[GIVEN INFORMATION]
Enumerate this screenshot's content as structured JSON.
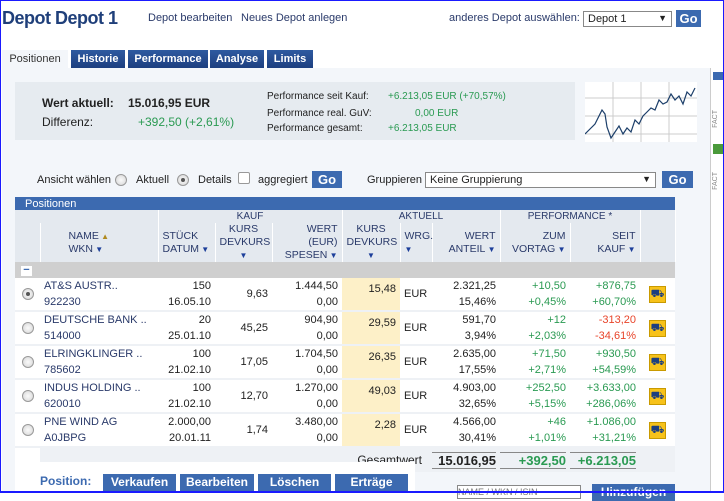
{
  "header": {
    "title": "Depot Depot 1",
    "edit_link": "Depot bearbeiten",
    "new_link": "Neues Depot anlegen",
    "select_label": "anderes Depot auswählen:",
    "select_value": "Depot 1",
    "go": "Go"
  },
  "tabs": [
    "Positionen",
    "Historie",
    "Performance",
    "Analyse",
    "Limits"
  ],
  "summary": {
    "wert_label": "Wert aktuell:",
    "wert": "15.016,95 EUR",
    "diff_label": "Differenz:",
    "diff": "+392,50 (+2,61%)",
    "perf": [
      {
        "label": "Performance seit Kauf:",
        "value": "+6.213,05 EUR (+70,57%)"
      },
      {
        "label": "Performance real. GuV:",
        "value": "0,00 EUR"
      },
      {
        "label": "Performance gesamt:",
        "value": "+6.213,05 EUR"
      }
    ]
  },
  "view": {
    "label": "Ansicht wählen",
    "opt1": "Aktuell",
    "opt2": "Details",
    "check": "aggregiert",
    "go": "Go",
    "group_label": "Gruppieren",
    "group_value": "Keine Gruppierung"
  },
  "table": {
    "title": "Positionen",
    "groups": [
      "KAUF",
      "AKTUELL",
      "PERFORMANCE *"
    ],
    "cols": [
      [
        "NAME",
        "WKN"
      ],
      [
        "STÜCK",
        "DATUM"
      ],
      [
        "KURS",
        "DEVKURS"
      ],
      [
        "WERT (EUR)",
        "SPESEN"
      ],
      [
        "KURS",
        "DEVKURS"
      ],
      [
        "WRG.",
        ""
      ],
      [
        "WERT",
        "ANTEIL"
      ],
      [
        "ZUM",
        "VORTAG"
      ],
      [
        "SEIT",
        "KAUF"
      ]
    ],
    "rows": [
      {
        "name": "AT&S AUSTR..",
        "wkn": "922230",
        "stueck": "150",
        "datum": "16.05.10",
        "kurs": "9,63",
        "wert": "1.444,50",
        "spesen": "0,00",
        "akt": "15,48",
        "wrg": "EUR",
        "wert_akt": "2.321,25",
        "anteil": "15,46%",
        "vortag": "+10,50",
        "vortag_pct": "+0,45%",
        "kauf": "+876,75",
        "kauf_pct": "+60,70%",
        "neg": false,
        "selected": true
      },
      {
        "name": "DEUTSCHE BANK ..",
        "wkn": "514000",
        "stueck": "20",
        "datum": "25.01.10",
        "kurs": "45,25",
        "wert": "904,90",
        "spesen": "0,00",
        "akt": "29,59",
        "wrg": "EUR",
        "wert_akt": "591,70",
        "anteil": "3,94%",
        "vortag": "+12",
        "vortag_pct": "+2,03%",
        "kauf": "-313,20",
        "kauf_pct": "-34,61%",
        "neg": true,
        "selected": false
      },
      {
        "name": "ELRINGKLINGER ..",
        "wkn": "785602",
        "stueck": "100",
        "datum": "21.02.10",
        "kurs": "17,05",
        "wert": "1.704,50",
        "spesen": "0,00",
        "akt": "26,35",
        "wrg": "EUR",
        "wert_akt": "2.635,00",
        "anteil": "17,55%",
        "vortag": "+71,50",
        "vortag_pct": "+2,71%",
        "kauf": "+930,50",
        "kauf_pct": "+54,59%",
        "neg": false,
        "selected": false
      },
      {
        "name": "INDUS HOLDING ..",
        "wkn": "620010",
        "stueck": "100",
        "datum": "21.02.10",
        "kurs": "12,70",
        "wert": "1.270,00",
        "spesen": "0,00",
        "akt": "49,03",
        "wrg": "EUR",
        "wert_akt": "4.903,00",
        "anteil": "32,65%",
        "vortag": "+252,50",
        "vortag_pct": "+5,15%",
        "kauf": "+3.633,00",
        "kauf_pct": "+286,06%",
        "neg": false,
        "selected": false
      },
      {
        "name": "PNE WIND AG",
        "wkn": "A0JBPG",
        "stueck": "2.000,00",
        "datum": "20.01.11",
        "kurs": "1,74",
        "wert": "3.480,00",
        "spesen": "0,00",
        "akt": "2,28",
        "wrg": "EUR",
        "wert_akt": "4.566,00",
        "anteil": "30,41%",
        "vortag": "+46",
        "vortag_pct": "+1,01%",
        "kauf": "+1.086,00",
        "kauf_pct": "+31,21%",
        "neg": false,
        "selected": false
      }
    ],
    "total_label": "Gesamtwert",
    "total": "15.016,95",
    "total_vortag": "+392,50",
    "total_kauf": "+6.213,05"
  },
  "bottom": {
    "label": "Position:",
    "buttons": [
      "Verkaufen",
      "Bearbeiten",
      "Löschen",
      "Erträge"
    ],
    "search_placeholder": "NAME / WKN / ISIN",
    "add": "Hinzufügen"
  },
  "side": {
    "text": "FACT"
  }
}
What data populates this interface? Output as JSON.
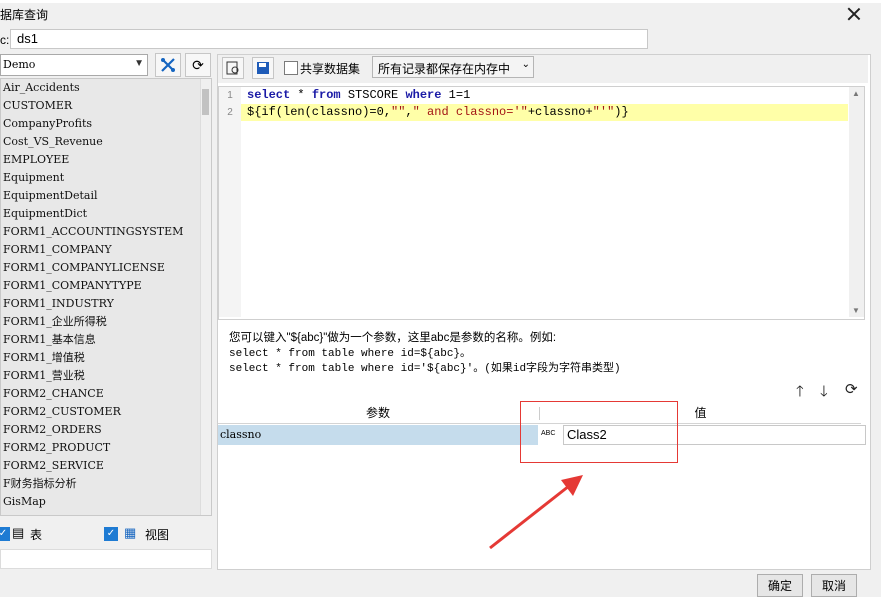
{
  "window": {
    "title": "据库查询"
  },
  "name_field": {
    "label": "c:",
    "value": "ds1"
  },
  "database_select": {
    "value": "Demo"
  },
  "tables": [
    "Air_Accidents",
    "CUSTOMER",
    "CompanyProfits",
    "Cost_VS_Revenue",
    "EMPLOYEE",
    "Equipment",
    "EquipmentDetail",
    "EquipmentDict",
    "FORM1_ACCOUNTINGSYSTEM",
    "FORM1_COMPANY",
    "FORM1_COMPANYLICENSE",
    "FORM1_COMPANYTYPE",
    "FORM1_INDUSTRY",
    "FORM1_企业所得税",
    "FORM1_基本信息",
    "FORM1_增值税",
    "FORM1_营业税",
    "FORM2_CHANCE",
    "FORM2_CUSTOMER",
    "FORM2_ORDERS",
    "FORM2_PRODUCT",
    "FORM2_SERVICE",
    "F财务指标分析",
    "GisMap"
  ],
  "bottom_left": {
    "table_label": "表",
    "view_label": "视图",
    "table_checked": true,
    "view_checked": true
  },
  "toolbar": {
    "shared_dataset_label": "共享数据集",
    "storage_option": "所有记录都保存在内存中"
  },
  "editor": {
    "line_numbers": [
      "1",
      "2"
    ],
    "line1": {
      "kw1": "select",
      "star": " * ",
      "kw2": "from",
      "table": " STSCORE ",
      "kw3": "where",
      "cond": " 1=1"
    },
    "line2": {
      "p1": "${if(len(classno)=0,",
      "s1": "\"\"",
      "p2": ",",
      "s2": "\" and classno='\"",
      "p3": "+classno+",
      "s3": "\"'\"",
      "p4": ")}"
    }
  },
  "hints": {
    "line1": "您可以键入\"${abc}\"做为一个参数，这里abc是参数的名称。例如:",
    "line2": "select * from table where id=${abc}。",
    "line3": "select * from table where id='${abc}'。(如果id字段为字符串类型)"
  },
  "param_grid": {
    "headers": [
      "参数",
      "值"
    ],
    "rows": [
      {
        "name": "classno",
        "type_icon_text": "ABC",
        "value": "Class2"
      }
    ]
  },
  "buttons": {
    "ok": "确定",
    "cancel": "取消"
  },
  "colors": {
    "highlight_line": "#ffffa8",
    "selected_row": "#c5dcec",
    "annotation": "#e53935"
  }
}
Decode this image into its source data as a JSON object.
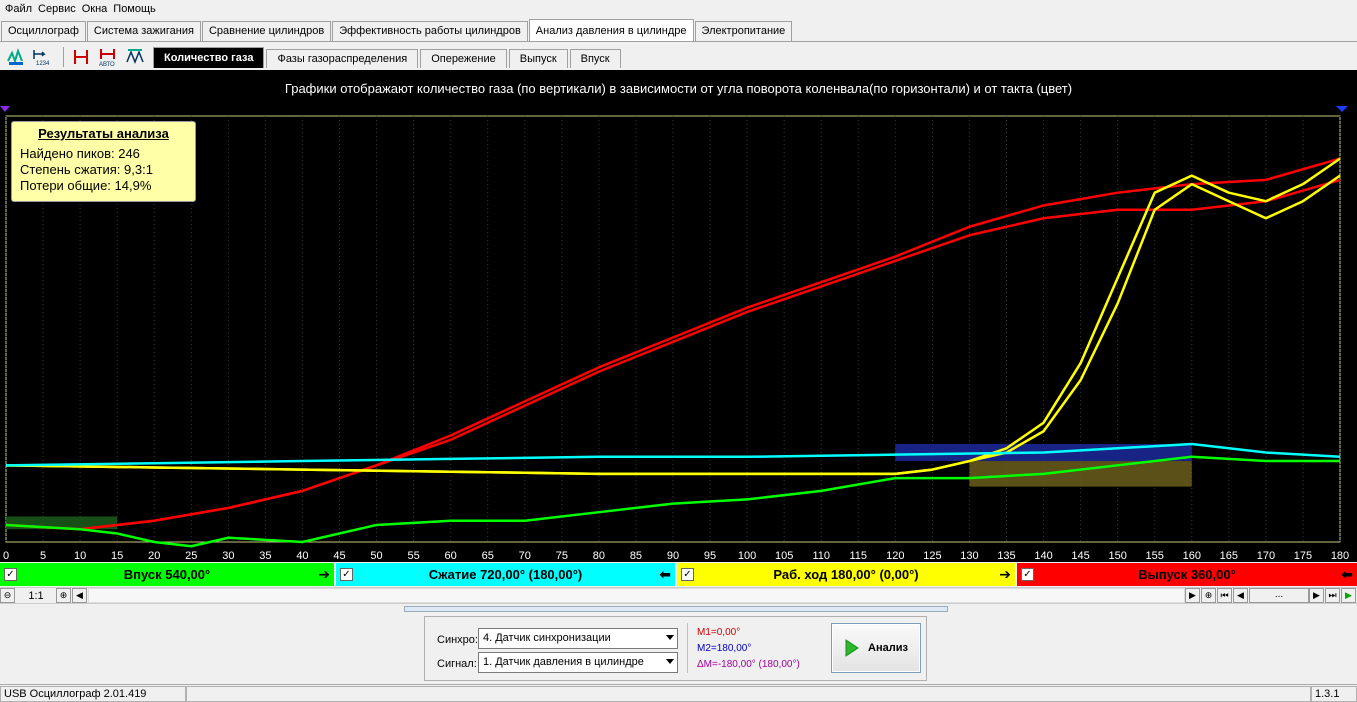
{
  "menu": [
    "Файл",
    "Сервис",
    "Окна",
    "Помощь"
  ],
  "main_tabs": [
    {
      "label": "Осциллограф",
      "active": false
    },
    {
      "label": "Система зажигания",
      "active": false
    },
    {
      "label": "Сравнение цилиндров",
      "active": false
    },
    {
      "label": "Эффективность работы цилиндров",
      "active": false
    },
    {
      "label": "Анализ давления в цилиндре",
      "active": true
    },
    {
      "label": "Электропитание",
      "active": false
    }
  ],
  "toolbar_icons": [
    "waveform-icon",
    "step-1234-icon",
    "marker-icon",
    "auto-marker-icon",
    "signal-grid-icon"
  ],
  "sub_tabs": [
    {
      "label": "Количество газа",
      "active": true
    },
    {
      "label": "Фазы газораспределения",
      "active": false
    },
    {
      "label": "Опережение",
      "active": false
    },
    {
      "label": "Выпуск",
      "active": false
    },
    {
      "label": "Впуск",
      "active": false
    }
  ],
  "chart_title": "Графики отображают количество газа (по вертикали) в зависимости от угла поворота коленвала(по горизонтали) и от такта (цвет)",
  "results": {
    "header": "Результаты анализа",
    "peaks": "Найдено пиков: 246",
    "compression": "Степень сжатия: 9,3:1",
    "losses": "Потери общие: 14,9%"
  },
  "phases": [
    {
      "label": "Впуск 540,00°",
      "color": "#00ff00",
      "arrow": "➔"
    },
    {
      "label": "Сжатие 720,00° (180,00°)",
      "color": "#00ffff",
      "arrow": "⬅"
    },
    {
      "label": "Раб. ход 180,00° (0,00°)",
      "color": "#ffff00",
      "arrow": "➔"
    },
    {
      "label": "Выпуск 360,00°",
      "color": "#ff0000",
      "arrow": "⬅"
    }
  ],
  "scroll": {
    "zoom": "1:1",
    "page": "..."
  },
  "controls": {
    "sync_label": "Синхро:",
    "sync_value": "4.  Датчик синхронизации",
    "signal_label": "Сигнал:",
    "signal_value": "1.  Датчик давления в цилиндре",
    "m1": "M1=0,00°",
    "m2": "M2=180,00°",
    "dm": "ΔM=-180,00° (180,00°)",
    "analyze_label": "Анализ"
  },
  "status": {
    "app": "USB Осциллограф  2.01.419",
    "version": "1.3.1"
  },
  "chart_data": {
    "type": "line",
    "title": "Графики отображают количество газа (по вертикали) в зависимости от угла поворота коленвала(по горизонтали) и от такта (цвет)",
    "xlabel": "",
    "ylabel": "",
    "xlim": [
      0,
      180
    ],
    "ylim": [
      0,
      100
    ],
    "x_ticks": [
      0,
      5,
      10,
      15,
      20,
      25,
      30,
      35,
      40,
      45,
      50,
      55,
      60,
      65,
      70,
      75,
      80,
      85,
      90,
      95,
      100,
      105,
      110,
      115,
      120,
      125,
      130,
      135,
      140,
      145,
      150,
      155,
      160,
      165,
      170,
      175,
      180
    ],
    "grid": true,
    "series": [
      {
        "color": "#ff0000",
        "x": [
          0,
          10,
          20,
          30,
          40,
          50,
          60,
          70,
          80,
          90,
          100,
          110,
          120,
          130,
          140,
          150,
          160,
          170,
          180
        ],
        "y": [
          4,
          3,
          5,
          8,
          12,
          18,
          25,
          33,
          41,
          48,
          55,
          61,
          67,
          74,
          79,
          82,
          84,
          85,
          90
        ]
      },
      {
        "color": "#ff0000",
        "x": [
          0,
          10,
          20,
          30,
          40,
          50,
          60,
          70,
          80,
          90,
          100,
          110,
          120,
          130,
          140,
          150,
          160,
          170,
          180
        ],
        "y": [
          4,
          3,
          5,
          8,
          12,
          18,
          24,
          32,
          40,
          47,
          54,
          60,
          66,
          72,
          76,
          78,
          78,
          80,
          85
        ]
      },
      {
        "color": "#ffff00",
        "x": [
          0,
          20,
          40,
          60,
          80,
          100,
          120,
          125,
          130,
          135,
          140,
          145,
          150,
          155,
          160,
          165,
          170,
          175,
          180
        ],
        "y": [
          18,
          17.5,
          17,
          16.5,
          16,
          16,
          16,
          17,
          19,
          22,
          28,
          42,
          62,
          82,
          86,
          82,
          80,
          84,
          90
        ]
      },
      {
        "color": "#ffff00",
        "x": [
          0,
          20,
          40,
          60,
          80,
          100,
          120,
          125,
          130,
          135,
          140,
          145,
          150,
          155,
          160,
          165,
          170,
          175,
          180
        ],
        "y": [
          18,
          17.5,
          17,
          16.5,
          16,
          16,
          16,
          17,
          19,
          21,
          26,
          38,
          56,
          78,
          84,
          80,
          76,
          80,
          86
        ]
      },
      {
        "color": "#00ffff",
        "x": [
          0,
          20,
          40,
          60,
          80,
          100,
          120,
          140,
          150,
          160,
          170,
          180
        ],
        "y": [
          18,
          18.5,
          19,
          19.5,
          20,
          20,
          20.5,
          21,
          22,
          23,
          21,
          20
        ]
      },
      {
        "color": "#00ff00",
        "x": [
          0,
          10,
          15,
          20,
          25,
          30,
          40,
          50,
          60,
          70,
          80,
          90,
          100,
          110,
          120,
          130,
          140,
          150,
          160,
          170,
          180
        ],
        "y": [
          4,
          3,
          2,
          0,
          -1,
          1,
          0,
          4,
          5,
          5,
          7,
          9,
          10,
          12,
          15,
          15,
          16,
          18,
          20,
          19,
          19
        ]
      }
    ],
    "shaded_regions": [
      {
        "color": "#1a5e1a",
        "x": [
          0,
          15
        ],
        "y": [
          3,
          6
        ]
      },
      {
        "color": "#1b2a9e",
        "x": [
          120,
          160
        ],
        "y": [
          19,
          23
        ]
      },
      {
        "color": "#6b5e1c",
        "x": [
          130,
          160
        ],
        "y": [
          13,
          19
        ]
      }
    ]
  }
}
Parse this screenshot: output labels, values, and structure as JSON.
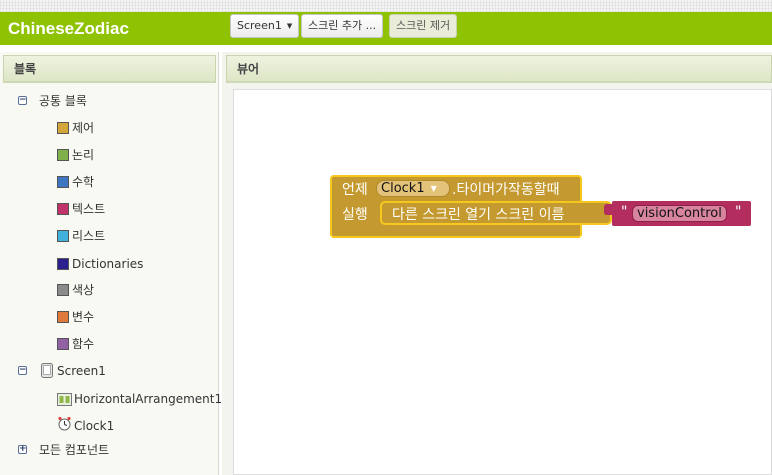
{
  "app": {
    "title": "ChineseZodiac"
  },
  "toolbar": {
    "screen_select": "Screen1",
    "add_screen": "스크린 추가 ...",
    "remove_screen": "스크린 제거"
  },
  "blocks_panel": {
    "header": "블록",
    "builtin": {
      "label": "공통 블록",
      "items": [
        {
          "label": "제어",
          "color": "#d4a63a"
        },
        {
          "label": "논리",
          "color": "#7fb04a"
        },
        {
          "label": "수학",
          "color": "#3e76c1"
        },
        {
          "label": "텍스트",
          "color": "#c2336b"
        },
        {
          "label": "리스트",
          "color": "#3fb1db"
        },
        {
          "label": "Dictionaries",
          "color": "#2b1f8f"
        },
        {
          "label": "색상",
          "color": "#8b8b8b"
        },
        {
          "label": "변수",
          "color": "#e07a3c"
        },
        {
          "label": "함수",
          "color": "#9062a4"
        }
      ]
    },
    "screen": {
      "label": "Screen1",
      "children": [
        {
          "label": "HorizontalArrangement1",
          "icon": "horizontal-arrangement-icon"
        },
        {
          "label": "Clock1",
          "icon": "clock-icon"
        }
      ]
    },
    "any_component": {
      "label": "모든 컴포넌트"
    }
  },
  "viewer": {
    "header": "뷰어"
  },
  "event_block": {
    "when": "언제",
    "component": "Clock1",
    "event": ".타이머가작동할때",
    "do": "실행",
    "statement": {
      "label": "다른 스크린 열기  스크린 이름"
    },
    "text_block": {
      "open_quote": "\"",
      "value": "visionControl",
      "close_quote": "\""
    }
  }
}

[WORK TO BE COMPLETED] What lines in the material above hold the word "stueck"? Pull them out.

[TASK OUTPUT]
        "stueck": "150",
        "stueck": "20",
        "stueck": "100",
        "stueck": "100",
        "stueck": "2.000,00",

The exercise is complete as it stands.